"Jessie offered me the ride 10 days ago when it became clear her jockey couldn't come over. [Alpine Star] had a good draw, she hit a flat spot, I got a good split up the rail, she's a wonderful filly who won it in good style. She's up there with the best around.

"Now I can say I've won every Group One at Ascot. It's a big tick of my boxes. I can now say I've conquered Ascot completely."

Dettori was equally effective taking the outside route on Palace Pier in the St James's Place. That is the difference between the good and the brilliant - knowing when and when not to go down the inside.

Billed as a rematch between the Guineas second and third, Wichita and Pinatubo, last year's champion two-year-old managed to reverse that form, just. But neither horse could cope with Palace Pier staying on down the outside to win by a cosy length.

"What a day," said Dettori. "We always thought a lot of him but he got a bit sleepy at home and we had our heads scratching. John [Gosden] thought 'let's start him in a handicap at Newcastle' to see if it woke him up and it did. We threw him in the deep end today."

US raider Campanelle's victory in the Queen Mary Stakes gave the meeting an international, other than Hibernian, flavour. Less blast and go than some of Wesley Ward's other 10 winners, the filly was virtually last early on after falling asleep in the stalls.

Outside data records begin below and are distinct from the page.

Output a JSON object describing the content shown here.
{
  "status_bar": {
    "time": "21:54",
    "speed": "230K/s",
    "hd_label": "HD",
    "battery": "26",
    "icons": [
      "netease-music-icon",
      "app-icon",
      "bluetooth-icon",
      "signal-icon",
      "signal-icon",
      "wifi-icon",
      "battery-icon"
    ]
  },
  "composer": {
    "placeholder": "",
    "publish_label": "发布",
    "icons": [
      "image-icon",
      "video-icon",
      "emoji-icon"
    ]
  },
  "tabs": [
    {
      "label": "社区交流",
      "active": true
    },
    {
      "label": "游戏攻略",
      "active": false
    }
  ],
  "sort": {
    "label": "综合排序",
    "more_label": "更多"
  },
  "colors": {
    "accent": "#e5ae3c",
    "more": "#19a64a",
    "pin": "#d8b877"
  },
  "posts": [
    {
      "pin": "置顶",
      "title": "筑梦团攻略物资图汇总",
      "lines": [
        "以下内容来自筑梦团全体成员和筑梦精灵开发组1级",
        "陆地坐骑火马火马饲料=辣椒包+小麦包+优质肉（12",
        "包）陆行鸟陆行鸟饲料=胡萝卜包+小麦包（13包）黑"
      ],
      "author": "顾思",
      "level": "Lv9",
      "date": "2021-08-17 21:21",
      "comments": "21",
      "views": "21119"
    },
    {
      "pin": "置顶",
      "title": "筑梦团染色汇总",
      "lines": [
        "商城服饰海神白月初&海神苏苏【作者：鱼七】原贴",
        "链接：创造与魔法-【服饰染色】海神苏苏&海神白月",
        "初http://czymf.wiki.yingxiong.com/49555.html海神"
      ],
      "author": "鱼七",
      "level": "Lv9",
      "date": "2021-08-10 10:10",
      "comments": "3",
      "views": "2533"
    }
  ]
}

But Dettori, Ward's old mucker, was content to sit and watch on as his rivals went hard. Two out he found himself travelling well before going on to win by three quarters of a length.

Meanwhile, Make A Challenge rounded off a thrilling day for trainer Denis Hogan, giving away weight all round to land the Listed Sole Power Sprint Stakes at Naas two hours after Sceptical finished third in the Diamond Jubilee Stakes at Royal Ascot.

Telegraph

Telegraph.co.uk